### TASK OBJECTIVE
Go through the material below and count the lines in which the word "label" occurs; the only output is the number.

### DATA
▽
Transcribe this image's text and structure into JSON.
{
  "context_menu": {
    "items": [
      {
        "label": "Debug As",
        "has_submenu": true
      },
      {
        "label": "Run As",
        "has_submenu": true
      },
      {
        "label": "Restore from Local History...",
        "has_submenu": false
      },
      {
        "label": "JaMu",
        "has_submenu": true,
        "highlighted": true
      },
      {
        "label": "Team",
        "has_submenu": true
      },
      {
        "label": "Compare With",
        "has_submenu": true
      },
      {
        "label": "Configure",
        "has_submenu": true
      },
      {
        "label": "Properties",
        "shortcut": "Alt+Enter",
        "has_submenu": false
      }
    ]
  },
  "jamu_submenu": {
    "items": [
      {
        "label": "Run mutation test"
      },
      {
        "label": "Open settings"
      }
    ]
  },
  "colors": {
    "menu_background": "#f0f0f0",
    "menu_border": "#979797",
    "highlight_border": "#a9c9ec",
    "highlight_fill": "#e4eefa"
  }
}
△
### PROBLEM SOLUTION
10